"I'm not going to let the adequate be the enemy of the barely sufficient," said Oregon Sen. Ron Wyden, the top Democrat on the Senate Finance Committee.
But others remained staunchly opposed. Democratic Sen. Bob Menendez of New Jersey monopolized the Senate floor for more than four hours Tuesday evening to protest the legislation that he warned adopts a colonial approach to the territory.
Menendez said ordinary Puerto Ricans get little say and the package favors hedge-fund creditors over island pensioners.
"I think the 3.5 million United States citizens who call Puerto Rico home deserve more than being jammed in a legislative process where their lives and their futures are going to be dictated by some time by a control board," Menendez said at the opening of his speech.
Sen. Bernie Sanders, I-Vt., also spoke out against the legislation, calling it "disastrous" and arguing that it turns the United States into a colonial power.
The House is out of session until July 5, so the Senate will have to pass the House bill unchanged for it to head to the president's desk for his signature before the Friday deadline.
Some Republicans said they planned to vote against it as well.
"I'm just not sure we have enough in this bill to ensure they will make the difficult decisions they need to," North Carolina Sen. Thom Tillis said of the Puerto Rican government.
And a bipartisan group of lawmakers from Ohio and West Virginia threatened to vote against proceeding to the bill in an effort to force action on unrelated legislation that would help coal miners' pensions.

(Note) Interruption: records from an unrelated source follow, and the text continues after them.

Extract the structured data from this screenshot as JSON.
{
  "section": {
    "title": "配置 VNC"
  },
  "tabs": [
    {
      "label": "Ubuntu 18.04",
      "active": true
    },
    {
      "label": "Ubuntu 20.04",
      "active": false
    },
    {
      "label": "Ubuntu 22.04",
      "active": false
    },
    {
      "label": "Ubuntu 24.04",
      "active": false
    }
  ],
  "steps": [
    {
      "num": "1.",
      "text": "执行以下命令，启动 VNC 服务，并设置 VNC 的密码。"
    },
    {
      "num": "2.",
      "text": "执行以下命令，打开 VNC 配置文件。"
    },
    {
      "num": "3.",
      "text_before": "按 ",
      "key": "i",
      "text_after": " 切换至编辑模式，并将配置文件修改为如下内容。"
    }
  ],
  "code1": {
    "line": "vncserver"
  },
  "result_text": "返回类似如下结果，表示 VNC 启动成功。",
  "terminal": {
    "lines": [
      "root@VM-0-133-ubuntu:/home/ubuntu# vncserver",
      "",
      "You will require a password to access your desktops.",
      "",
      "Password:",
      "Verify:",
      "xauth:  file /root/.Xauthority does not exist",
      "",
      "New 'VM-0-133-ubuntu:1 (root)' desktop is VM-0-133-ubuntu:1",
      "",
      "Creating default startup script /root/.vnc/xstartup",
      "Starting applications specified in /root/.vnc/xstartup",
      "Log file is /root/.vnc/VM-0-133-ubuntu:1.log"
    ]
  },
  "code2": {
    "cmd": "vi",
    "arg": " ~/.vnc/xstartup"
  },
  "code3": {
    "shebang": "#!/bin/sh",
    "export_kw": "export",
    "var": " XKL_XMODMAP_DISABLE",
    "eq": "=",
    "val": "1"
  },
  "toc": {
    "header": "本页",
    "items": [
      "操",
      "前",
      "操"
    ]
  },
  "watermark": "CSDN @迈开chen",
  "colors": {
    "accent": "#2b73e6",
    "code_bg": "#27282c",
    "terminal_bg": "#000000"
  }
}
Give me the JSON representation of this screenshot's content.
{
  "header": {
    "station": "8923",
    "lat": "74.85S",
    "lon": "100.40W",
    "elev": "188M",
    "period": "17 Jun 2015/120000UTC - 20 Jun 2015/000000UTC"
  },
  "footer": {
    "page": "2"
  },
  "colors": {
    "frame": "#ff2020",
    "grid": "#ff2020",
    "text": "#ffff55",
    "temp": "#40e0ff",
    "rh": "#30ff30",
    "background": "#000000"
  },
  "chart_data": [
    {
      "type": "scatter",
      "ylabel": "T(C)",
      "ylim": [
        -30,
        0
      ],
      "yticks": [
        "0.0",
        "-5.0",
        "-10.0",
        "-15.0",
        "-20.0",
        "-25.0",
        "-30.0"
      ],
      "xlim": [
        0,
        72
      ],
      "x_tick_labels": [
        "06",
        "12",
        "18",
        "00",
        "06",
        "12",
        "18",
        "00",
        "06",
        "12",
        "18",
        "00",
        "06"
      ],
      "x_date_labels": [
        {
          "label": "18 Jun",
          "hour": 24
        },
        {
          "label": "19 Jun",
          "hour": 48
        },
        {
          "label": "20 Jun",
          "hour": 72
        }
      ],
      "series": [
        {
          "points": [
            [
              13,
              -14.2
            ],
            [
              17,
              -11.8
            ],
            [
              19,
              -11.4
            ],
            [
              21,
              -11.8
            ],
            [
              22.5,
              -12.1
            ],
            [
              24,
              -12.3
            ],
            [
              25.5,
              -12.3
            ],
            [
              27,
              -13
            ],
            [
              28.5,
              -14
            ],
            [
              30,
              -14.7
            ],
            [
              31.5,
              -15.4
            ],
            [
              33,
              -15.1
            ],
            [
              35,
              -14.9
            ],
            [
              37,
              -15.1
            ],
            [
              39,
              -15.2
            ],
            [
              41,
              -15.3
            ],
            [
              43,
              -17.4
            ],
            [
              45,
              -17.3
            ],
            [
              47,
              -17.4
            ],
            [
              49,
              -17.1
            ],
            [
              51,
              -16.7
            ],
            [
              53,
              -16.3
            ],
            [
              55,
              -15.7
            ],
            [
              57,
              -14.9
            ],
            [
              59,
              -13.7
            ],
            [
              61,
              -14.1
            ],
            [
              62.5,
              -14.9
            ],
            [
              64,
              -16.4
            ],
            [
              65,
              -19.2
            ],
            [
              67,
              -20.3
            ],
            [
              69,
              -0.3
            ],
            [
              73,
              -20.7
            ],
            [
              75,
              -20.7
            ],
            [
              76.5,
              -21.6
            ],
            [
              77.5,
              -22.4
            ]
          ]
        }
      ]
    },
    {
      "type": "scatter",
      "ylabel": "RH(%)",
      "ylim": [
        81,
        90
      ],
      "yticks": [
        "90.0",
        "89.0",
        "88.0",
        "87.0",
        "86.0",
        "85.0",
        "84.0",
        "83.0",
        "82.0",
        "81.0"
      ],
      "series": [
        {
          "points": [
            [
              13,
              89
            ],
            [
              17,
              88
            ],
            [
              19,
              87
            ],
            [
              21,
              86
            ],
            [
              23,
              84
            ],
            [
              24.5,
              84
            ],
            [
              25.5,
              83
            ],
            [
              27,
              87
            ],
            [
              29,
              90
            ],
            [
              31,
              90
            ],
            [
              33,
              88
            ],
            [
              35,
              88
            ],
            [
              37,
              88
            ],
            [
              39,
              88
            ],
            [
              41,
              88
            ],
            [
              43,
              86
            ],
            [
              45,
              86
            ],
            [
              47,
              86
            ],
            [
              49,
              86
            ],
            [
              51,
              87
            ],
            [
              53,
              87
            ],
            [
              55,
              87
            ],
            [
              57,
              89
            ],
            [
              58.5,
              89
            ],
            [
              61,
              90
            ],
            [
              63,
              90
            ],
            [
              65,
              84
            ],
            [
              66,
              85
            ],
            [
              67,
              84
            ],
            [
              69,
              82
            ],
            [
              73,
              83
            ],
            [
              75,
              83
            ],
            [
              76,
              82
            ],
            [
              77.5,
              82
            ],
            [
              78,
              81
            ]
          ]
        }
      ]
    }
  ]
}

"If we're going to help Puerto Rico escape bankruptcy, we should also be helping the 90,000 coal miners in Ohio, West Virginia and elsewhere who are also suffering the effects of the coal bankruptcies," Sen. Rob Portman, R-Ohio, said.
As several senators remained uncommitted, some bondholder groups worked to turn lawmakers against the bill, arguing that the measure doesn't protect bondholders and is tantamount to a bailout for the territory. Several labor unions also lobbied against the measure, arguing in a letter sent to senators that the minimum wage provision could take money out of the Puerto Rican economy.
Like Lew, Puerto Rican Gov. Alejandro Garcia Padilla made a last-minute visit to Capitol Hill to lobby for votes.
"It's not perfect, but we need it," Padilla said between visits with senators.